What should you do if 10 percent of your pension is suddenly deposited into your bank account? That is a question many Dutch people will be asking themselves when they are able in the future to withdraw a part of their accrued assets at once.
The new pension agreement will probably enter into force as of January 1st, 2022. One of the alterations is that people are allowed to withdraw up to 10 percent of their accrued assets at once as soon as they retire. This so-called lumpsum offers more opportunities for pension participants to enjoy their free time sooner. More freedom of choice also entails more questions. For example, if you choose to withdraw a lumpsum, your future pension payments will decrease. And who knows what will happen financially or health-wise in a couple of years?
Trip around the world
Bart Kuijpers, senior researcher at APG Asset Management, investigated the way people are best helped making those choices. The main thing should be, according to him, that this important change is clearly communicated. Opting for a lumpsum now has major consequences later on. “You could use the money to pay off a mortgage or even for a trip around the world. That is great, as long as it doesn’t lead to a pension payment later on that is too low. If you withdraw too much from the pension pot, you might not be able to maintain your desired standard of living in the future. Some participants can afford it, for others it is better not to opt for the lumpsum.”
Kuijpers can imagine that participants with poorer health are more likely to choose for an amount at once. The same applies to people who want to donate money to their (grand)children. “Participants with a good health and no immediate spending purpose are less likely to opt for a lumpsum. They benefit more from a higher pension payment in the longer term.”
The choice to withdraw a lumpsum is indeed entirely different for every participant. After all, we all have different financial needs and possibilities. That is exactly why it is so important for people to be accurately informed. According to Kuijpers, that information can in the first place be found at portals such as mijnpensioenoverzicht.nl and the ‘My’ environments of pensions funds.

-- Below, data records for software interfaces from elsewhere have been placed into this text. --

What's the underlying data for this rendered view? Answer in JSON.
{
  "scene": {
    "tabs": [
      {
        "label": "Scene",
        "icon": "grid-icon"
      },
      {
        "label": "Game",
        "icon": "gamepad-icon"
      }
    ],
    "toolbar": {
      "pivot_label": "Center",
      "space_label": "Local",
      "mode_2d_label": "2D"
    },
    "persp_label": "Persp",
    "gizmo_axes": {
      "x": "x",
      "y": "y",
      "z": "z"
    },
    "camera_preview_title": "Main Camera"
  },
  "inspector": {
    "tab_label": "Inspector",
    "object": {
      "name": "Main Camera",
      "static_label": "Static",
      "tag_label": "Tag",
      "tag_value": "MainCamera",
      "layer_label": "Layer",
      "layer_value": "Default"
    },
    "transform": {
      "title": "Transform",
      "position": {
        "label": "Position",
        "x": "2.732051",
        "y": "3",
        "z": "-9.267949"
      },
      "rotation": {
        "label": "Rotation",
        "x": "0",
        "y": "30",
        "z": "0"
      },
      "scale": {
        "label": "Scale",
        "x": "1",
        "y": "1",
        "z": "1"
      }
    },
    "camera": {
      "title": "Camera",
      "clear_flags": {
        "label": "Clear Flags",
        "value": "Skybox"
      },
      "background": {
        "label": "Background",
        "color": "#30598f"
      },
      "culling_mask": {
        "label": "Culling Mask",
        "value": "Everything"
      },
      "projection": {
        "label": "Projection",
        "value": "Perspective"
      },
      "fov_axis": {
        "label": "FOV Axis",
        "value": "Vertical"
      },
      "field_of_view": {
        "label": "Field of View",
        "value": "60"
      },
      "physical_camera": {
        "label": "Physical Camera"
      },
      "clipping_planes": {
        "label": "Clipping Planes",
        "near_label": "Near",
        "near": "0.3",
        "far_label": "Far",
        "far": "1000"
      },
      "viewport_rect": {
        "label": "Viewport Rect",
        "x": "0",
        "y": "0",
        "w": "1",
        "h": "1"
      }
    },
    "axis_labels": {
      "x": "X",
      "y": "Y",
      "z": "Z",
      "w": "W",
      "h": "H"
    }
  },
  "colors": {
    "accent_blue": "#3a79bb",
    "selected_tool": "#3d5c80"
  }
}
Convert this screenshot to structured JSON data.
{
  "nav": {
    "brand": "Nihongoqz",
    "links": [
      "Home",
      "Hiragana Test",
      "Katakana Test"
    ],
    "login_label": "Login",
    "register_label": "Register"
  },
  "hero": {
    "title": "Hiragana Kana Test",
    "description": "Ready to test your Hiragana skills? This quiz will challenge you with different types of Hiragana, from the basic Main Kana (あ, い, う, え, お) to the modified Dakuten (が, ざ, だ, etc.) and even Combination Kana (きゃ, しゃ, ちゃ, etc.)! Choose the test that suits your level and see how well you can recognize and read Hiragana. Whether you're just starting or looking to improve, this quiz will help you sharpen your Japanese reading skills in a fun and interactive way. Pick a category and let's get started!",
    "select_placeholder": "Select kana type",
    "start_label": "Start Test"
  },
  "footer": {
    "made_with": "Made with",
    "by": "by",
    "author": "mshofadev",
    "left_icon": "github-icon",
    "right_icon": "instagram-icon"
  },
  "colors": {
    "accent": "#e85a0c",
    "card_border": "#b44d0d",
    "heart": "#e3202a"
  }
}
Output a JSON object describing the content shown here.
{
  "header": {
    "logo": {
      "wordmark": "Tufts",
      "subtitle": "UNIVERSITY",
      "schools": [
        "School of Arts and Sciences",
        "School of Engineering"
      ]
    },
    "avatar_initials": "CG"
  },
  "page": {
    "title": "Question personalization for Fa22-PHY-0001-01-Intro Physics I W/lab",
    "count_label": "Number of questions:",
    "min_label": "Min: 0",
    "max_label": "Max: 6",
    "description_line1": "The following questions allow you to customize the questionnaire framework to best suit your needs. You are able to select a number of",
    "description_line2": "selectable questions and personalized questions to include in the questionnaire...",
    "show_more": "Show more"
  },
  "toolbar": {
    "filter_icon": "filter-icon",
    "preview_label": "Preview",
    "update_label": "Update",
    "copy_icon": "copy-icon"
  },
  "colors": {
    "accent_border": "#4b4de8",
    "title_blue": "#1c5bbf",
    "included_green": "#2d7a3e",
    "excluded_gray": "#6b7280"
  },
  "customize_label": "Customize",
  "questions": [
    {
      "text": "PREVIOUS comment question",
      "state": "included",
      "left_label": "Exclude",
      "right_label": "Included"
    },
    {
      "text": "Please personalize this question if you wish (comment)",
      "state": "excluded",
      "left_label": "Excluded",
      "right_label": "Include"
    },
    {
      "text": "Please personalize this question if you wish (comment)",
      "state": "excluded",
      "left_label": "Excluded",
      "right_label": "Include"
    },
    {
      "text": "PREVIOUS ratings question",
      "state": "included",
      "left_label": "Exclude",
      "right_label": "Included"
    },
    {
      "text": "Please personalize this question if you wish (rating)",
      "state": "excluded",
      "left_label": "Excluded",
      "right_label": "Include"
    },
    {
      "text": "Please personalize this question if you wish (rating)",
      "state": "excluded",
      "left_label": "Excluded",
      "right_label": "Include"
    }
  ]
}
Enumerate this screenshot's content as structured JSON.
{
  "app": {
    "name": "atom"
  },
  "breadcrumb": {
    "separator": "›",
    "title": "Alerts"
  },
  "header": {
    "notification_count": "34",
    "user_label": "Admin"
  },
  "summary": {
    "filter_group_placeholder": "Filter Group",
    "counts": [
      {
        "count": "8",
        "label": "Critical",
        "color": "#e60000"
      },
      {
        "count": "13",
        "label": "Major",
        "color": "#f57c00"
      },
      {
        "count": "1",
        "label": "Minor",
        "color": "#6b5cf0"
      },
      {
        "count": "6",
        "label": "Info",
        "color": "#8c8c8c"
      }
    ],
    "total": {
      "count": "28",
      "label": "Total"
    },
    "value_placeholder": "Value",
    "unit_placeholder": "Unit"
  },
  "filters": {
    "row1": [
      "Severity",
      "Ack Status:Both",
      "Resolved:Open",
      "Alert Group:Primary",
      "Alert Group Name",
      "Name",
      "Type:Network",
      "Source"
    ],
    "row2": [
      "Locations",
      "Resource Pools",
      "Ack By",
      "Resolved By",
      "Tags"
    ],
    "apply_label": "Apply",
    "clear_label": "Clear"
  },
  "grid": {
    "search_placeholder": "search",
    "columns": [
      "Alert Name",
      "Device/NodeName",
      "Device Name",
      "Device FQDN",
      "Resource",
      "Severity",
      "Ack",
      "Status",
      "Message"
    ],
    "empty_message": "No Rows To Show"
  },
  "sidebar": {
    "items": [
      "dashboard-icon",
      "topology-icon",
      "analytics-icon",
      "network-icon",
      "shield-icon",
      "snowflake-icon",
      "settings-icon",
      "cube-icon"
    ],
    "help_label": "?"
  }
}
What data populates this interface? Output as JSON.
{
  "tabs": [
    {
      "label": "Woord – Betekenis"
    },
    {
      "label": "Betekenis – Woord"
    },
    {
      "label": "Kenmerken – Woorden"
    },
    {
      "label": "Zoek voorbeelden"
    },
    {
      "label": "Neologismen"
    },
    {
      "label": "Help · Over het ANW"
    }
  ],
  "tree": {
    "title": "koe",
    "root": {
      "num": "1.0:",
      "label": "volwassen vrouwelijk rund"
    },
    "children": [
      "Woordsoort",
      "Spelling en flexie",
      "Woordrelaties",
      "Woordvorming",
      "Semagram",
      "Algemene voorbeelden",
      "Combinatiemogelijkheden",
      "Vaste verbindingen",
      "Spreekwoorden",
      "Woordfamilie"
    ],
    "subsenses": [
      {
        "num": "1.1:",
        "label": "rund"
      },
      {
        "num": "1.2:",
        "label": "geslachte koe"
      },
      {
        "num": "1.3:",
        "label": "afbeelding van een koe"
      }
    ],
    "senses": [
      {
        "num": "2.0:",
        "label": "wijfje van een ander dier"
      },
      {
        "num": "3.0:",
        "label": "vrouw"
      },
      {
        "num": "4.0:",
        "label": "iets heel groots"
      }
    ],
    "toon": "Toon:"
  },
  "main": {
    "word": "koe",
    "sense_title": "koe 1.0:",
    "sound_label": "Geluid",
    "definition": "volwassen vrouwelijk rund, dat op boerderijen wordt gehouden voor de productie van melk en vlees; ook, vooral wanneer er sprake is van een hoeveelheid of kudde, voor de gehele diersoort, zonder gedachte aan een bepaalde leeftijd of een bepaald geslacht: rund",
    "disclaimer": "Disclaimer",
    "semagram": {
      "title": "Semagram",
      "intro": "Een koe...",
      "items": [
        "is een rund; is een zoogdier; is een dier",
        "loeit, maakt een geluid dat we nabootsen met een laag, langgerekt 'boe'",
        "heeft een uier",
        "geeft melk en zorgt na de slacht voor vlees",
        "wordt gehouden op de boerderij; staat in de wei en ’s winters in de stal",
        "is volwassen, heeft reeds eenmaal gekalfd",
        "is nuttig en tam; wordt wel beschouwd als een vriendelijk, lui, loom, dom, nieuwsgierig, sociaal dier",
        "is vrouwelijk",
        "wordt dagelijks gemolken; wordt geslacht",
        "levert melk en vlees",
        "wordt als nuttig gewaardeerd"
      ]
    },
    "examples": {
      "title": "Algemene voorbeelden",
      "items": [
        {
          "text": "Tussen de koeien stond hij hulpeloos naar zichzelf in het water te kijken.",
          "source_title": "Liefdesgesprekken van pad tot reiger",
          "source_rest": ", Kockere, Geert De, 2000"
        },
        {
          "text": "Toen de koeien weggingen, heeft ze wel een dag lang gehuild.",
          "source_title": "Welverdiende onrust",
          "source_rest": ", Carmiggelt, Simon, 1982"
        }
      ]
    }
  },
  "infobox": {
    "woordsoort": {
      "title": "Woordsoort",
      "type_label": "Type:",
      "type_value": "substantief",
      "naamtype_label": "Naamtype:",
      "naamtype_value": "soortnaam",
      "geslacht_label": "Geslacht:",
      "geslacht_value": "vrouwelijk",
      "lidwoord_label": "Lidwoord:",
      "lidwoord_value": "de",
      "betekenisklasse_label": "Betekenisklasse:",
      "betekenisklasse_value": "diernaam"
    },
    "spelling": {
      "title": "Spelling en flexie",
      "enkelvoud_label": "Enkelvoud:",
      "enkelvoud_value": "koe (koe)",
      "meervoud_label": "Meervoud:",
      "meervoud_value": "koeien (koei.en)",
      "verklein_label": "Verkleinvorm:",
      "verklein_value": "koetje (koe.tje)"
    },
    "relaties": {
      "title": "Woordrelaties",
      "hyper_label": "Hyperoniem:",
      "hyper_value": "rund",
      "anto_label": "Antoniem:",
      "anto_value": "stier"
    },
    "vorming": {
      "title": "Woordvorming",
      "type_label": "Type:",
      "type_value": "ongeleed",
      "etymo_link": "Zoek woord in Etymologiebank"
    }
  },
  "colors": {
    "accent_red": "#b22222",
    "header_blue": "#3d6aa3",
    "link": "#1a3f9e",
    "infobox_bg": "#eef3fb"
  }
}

There are several financial planning tools for a customized advice, such as Helder Overzicht & Inzicht. “These tools allow you later on to easily see the impact of a lumpsum on your future pension payment”, Kuijpers says. “It is obviously also possible to combine those tools with a personal conversation with a pension advisor - always a recommendation.”
The lumpsum may be new to the Netherlands, people in, for example, Great Britain already have five years of experience with this phenomenon. The tax authorities allow the Brits to withdraw a payment up to no less than 25 percent of their pension assets. Smaller pension assets are usually withdrawn at once and people with larger assets often withdraw amounts gradually, Kuijpers knows. “Many participants follow the offered standard option of gradual withdrawal or opt for a lumpsum. Young participants choose for a lumpsum more often, probably because that allows them to stop working sooner or partially prior to the retirement date.”
The Brits mainly use their lumpsum to save (32 percent) or to invest (20 percent), but also for home improvement, a car or vacation (25 percent) or to pay off debts (14 percent). In short, sensible use in the majority of cases. “There are a few examples of people squandering the lumpsum to then rely on social welfare, but that does not happen on a large scale.”
Now or later?
The word squandering is a bit of a delicate subject: to what extent are people capable of making wise financial choices for their future? They are not, is the conclusion of behavioral scientist Dan Ariely. Upon the release of his book Geld en Gedrag (2018) he said in newspaper Trouw: “Unfortunately people are built in a way that we have far less consideration for our future selves than we have for our current selves, that we rather spend money instead of saving it.”
However, the opposite also occurs. Kuijpers knows that Australians, for lack of lifelong payments, often draw upon their pension assets (too) carefully out of fear for an old age in poverty. He furthermore sees most participants in other countries spending their money wisely. “There are always exceptions, and that is why the lumpsum in the Netherlands is maximized to 10 percent and can only be withdrawn on the pension date.”
It continues to be difficult to convince people to think about their pension on time, that is a known fact. We usually only think about it later on. That later awareness is slightly less severe for the lumpsum, Kuijpers explains. “The lumpsum can only be withdrawn on the retirement date. And although we advise not to postpone your choice until the very last moment, there is also no point in choosing years in advance. All kinds of things could still change prior to your retirement, like relocation, illness or divorce.”
The side effect of the introduction of the lumpsum could possibly lead to participants showing more interest in their pension, Kuijpers believes. “They are given a bit more control on the payment thereof.” And, in any case, that is a positive development.